* **Directions**
Across the data below, how many lines have the word "name" in them? Respond with the number alone.

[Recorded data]

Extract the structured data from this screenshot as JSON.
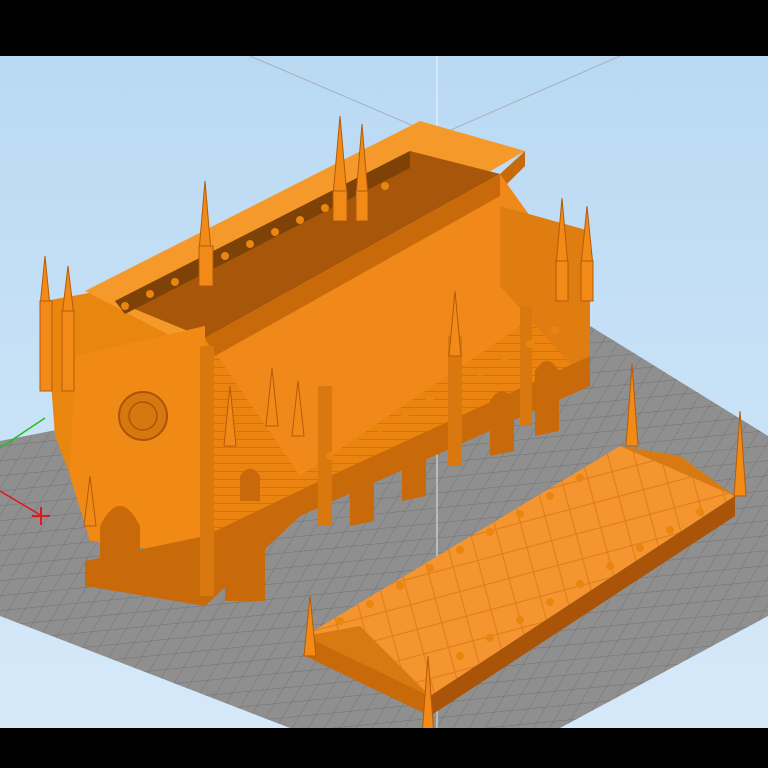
{
  "app": {
    "view": "3d-build-plate-viewport",
    "background": "#c5dff5"
  },
  "scene": {
    "bed_color": "#8c8c8c",
    "grid_color": "#5f5f5f",
    "model_color": "#f28a17",
    "model_shade": "#c96a0a",
    "model_dark": "#a95408",
    "objects": [
      "cathedral-nave-body",
      "cathedral-roof-section"
    ]
  },
  "axes": {
    "x_color": "#e01818",
    "y_color": "#1fbf1f",
    "z_color": "#7a7a7a"
  }
}
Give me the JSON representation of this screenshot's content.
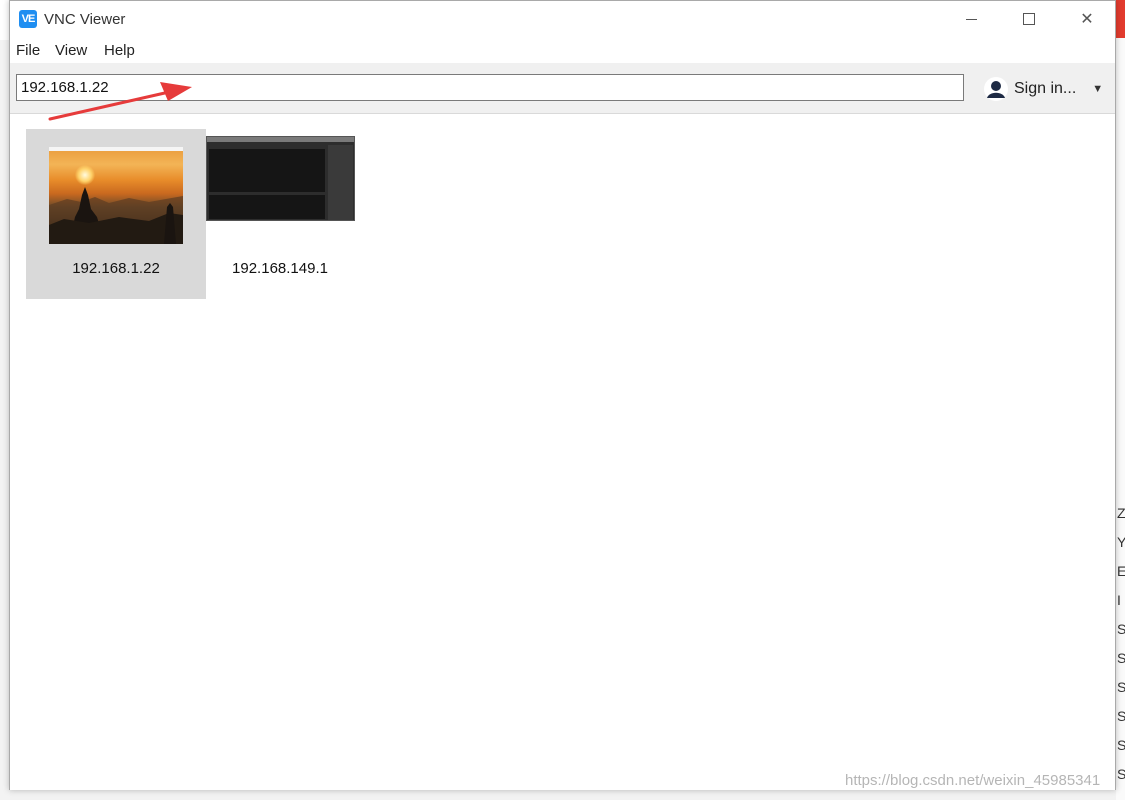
{
  "window": {
    "title": "VNC Viewer",
    "logo_text": "VE",
    "close_glyph": "✕"
  },
  "menu": {
    "items": [
      "File",
      "View",
      "Help"
    ]
  },
  "toolbar": {
    "address_value": "192.168.1.22",
    "signin_label": "Sign in...",
    "signin_dropdown": "▼"
  },
  "connections": [
    {
      "label": "192.168.1.22",
      "selected": true
    },
    {
      "label": "192.168.149.1",
      "selected": false
    }
  ],
  "watermark": "https://blog.csdn.net/weixin_45985341",
  "background_right_glyphs": [
    "Z",
    "Y",
    "E",
    "I",
    "S",
    "S",
    "S",
    "S",
    "S",
    "S"
  ],
  "colors": {
    "accent": "#1f8ef1",
    "selection": "#d9d9d9",
    "annotation_arrow": "#e63b3b"
  },
  "icons": {
    "app": "vnc-logo-icon",
    "account": "user-avatar-icon",
    "dropdown": "caret-down-icon"
  }
}
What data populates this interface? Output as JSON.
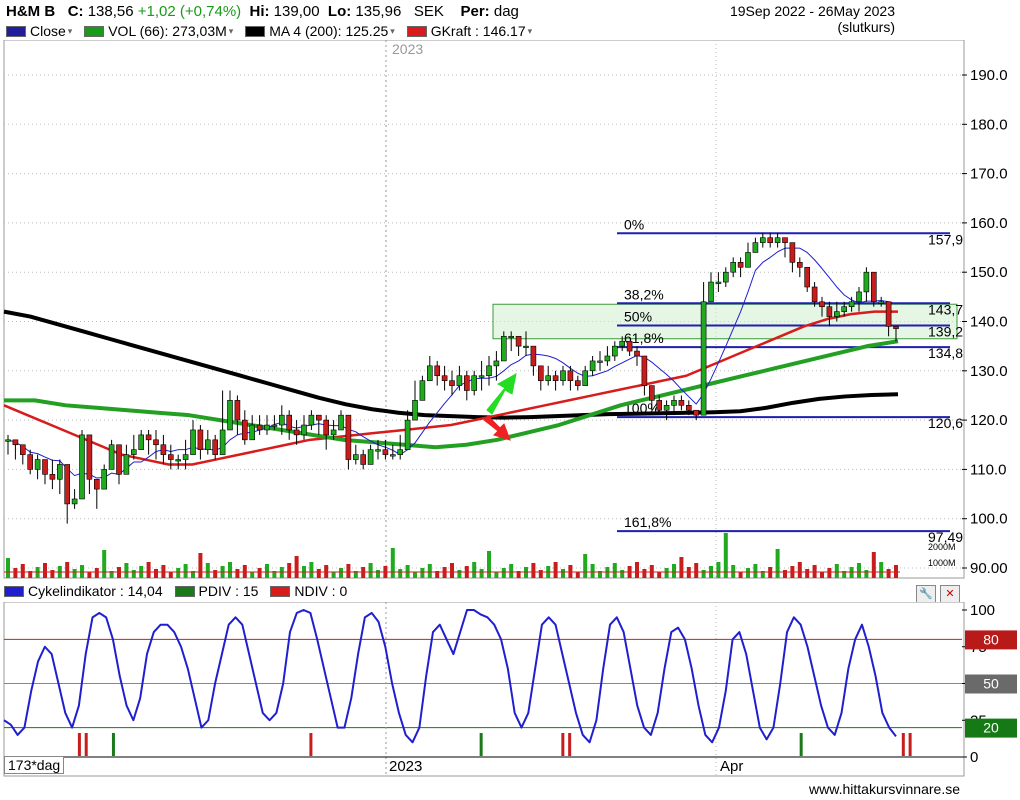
{
  "header": {
    "symbol": "H&M B",
    "close_label": "C:",
    "close_value": "138,56",
    "change": "+1,02 (+0,74%)",
    "hi_label": "Hi:",
    "hi_value": "139,00",
    "lo_label": "Lo:",
    "lo_value": "135,96",
    "currency": "SEK",
    "per_label": "Per:",
    "per_value": "dag",
    "date_range": "19Sep 2022 - 26May 2023",
    "price_type": "(slutkurs)"
  },
  "legend": [
    {
      "label": "Close",
      "color": "#1f1f9e"
    },
    {
      "label": "VOL (66): 273,03M",
      "color": "#1a9a1a"
    },
    {
      "label": "MA 4 (200): 125.25",
      "color": "#000000"
    },
    {
      "label": "GKraft : 146.17",
      "color": "#d81b1b"
    }
  ],
  "indicator_legend": [
    {
      "label": "Cykelindikator : 14,04",
      "color": "#1f1fd0"
    },
    {
      "label": "PDIV : 15",
      "color": "#1a7a1a"
    },
    {
      "label": "NDIV : 0",
      "color": "#d81b1b"
    }
  ],
  "period_label": "173*dag",
  "footer_site": "www.hittakursvinnare.se",
  "colors": {
    "up": "#1faa1f",
    "down": "#c81d1d",
    "ma200": "#000000",
    "green_ma": "#23a023",
    "red_ma": "#d81b1b",
    "blue": "#1f1fd0",
    "fib": "#1f1fb0",
    "zone": "#cfeecf"
  },
  "chart_data": [
    {
      "type": "line",
      "title": "H&M B",
      "ylim": [
        88,
        196
      ],
      "ytick_labels": [
        "190.0",
        "180.0",
        "170.0",
        "160.0",
        "150.0",
        "140.0",
        "130.0",
        "120.0",
        "110.0",
        "100.0",
        "90.00"
      ],
      "yticks": [
        190,
        180,
        170,
        160,
        150,
        140,
        130,
        120,
        110,
        100,
        90
      ],
      "xtick_labels": [
        "2023"
      ],
      "top_year_label": "2023",
      "candles": [
        [
          116,
          117,
          113
        ],
        [
          115,
          116,
          112
        ],
        [
          113,
          115,
          111
        ],
        [
          110,
          114,
          109
        ],
        [
          112,
          113,
          108
        ],
        [
          109,
          111,
          107
        ],
        [
          108,
          112,
          106
        ],
        [
          111,
          112,
          105
        ],
        [
          103,
          107,
          99
        ],
        [
          104,
          106,
          102
        ],
        [
          117,
          118,
          110
        ],
        [
          108,
          112,
          105
        ],
        [
          106,
          108,
          102
        ],
        [
          110,
          111,
          106
        ],
        [
          115,
          116,
          110
        ],
        [
          109,
          115,
          107
        ],
        [
          113,
          115,
          109
        ],
        [
          114,
          117,
          112
        ],
        [
          117,
          118,
          115
        ],
        [
          116,
          118,
          113
        ],
        [
          115,
          118,
          112
        ],
        [
          113,
          117,
          111
        ],
        [
          112,
          115,
          110
        ],
        [
          112,
          113,
          110
        ],
        [
          113,
          116,
          110
        ],
        [
          118,
          120,
          113
        ],
        [
          114,
          119,
          112
        ],
        [
          116,
          118,
          113
        ],
        [
          113,
          117,
          112
        ],
        [
          118,
          126,
          116
        ],
        [
          124,
          126,
          118
        ],
        [
          120,
          125,
          117
        ],
        [
          116,
          122,
          115
        ],
        [
          119,
          121,
          116
        ],
        [
          118,
          121,
          117
        ],
        [
          119,
          121,
          117
        ],
        [
          119,
          121,
          118
        ],
        [
          121,
          123,
          117
        ],
        [
          118,
          122,
          116
        ],
        [
          117,
          120,
          115
        ],
        [
          119,
          121,
          116
        ],
        [
          121,
          122,
          118
        ],
        [
          120,
          121,
          117
        ],
        [
          117,
          121,
          114
        ],
        [
          118,
          120,
          116
        ],
        [
          121,
          122,
          118
        ],
        [
          112,
          120,
          110
        ],
        [
          113,
          115,
          111
        ],
        [
          111,
          114,
          110
        ],
        [
          114,
          115,
          111
        ],
        [
          114,
          116,
          112
        ],
        [
          113,
          116,
          112
        ],
        [
          113,
          115,
          112
        ],
        [
          114,
          117,
          112
        ],
        [
          120,
          122,
          115
        ],
        [
          124,
          128,
          121
        ],
        [
          128,
          129,
          126
        ],
        [
          131,
          133,
          128
        ],
        [
          129,
          132,
          127
        ],
        [
          128,
          131,
          126
        ],
        [
          127,
          130,
          125
        ],
        [
          129,
          131,
          126
        ],
        [
          126,
          130,
          124
        ],
        [
          129,
          130,
          125
        ],
        [
          129,
          132,
          126
        ],
        [
          131,
          133,
          127
        ],
        [
          132,
          134,
          128
        ],
        [
          137,
          138,
          134
        ],
        [
          137,
          138,
          134
        ],
        [
          135,
          137,
          133
        ],
        [
          135,
          138,
          133
        ],
        [
          131,
          135,
          129
        ],
        [
          128,
          130,
          126
        ],
        [
          129,
          131,
          127
        ],
        [
          128,
          130,
          126
        ],
        [
          130,
          131,
          127
        ],
        [
          128,
          131,
          126
        ],
        [
          127,
          129,
          126
        ],
        [
          130,
          131,
          127
        ],
        [
          132,
          133,
          129
        ],
        [
          132,
          134,
          130
        ],
        [
          133,
          135,
          131
        ],
        [
          135,
          136,
          132
        ],
        [
          136,
          137,
          134
        ],
        [
          134,
          136,
          133
        ],
        [
          133,
          135,
          131
        ],
        [
          127,
          131,
          125
        ],
        [
          124,
          127,
          122
        ],
        [
          122,
          125,
          121
        ],
        [
          123,
          124,
          120
        ],
        [
          124,
          125,
          121
        ],
        [
          123,
          125,
          122
        ],
        [
          122,
          124,
          121
        ],
        [
          121,
          122,
          120
        ],
        [
          144,
          148,
          138
        ],
        [
          148,
          150,
          145
        ],
        [
          148,
          150,
          146
        ],
        [
          150,
          151,
          147
        ],
        [
          152,
          153,
          149
        ],
        [
          151,
          153,
          149
        ],
        [
          154,
          156,
          152
        ],
        [
          156,
          157,
          154
        ],
        [
          157,
          158,
          155
        ],
        [
          156,
          158,
          155
        ],
        [
          157,
          158,
          155
        ],
        [
          156,
          157,
          153
        ],
        [
          152,
          155,
          150
        ],
        [
          151,
          153,
          149
        ],
        [
          147,
          151,
          146
        ],
        [
          144,
          148,
          143
        ],
        [
          143,
          145,
          141
        ],
        [
          141,
          144,
          139
        ],
        [
          142,
          144,
          140
        ],
        [
          143,
          144,
          141
        ],
        [
          144,
          145,
          142
        ],
        [
          146,
          147,
          142
        ],
        [
          150,
          151,
          144
        ],
        [
          144,
          146,
          143
        ],
        [
          144,
          145,
          143
        ],
        [
          139,
          142,
          137
        ],
        [
          138.56,
          139,
          135.96
        ]
      ],
      "series": [
        {
          "name": "MA 4 (200)",
          "values": [
            142,
            141,
            139.5,
            138,
            136.5,
            135,
            133.5,
            132,
            130.5,
            129,
            127.5,
            126,
            124.5,
            123.2,
            122.2,
            121.5,
            121,
            120.8,
            120.6,
            120.5,
            120.6,
            120.8,
            121,
            121.2,
            121.3,
            121.4,
            121.5,
            121.6,
            121.8,
            122.5,
            123.5,
            124.3,
            124.8,
            125.1,
            125.25
          ]
        },
        {
          "name": "GKraft",
          "values": [
            123,
            121,
            119,
            117,
            115,
            113,
            112,
            111,
            111,
            112,
            113,
            114,
            115,
            116,
            116.5,
            117,
            117.5,
            118,
            118.5,
            119,
            120,
            121,
            122,
            123,
            124,
            125,
            126,
            127,
            128,
            129,
            131,
            133,
            135,
            137,
            139,
            140.5,
            141.5,
            142,
            142
          ]
        },
        {
          "name": "VOL (66)",
          "values": [
            124,
            124,
            123,
            122.5,
            122,
            121.5,
            121,
            120,
            119,
            118,
            117,
            116,
            115.5,
            115,
            114.5,
            115,
            116,
            117.5,
            119,
            121,
            123,
            124.5,
            126,
            127.5,
            129,
            130.5,
            132,
            133.5,
            135,
            136
          ]
        }
      ],
      "fibonacci": [
        {
          "label": "0%",
          "value": "157,9"
        },
        {
          "label": "38,2%",
          "value": "143,7"
        },
        {
          "label": "50%",
          "value": "139,2"
        },
        {
          "label": "61,8%",
          "value": "134,8"
        },
        {
          "label": "100%",
          "value": "120,6"
        },
        {
          "label": "161,8%",
          "value": "97,49"
        }
      ],
      "volume_labels": [
        "2000M",
        "1000M"
      ]
    },
    {
      "type": "line",
      "title": "Cykelindikator",
      "ylim": [
        0,
        100
      ],
      "yticks": [
        100,
        75,
        50,
        25,
        0
      ],
      "ytick_labels": [
        "100",
        "75",
        "50",
        "25",
        "0"
      ],
      "levels": [
        80,
        50,
        20
      ],
      "xtick_labels": [
        "2023",
        "Apr"
      ],
      "series": [
        {
          "name": "Cykelindikator",
          "values": [
            25,
            22,
            15,
            20,
            45,
            65,
            75,
            70,
            50,
            30,
            20,
            35,
            70,
            95,
            98,
            95,
            80,
            55,
            35,
            25,
            40,
            70,
            85,
            90,
            90,
            85,
            75,
            60,
            40,
            20,
            25,
            50,
            70,
            90,
            95,
            90,
            70,
            50,
            30,
            25,
            30,
            50,
            85,
            98,
            100,
            98,
            80,
            60,
            40,
            20,
            20,
            40,
            70,
            95,
            98,
            92,
            75,
            50,
            30,
            15,
            10,
            20,
            55,
            85,
            90,
            80,
            70,
            85,
            100,
            100,
            97,
            95,
            90,
            80,
            60,
            30,
            20,
            30,
            60,
            90,
            95,
            90,
            70,
            50,
            30,
            15,
            10,
            25,
            60,
            90,
            95,
            85,
            60,
            35,
            20,
            15,
            30,
            60,
            85,
            88,
            80,
            60,
            35,
            15,
            10,
            20,
            45,
            80,
            85,
            70,
            45,
            20,
            12,
            20,
            50,
            85,
            95,
            90,
            75,
            55,
            35,
            20,
            15,
            30,
            60,
            80,
            90,
            75,
            55,
            30,
            20,
            14
          ]
        }
      ],
      "pdiv_signals": [
        16,
        70,
        117,
        154,
        198,
        206
      ],
      "ndiv_signals": [
        11,
        12,
        45,
        82,
        83,
        132,
        133,
        163,
        164
      ]
    }
  ]
}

* **Output**
4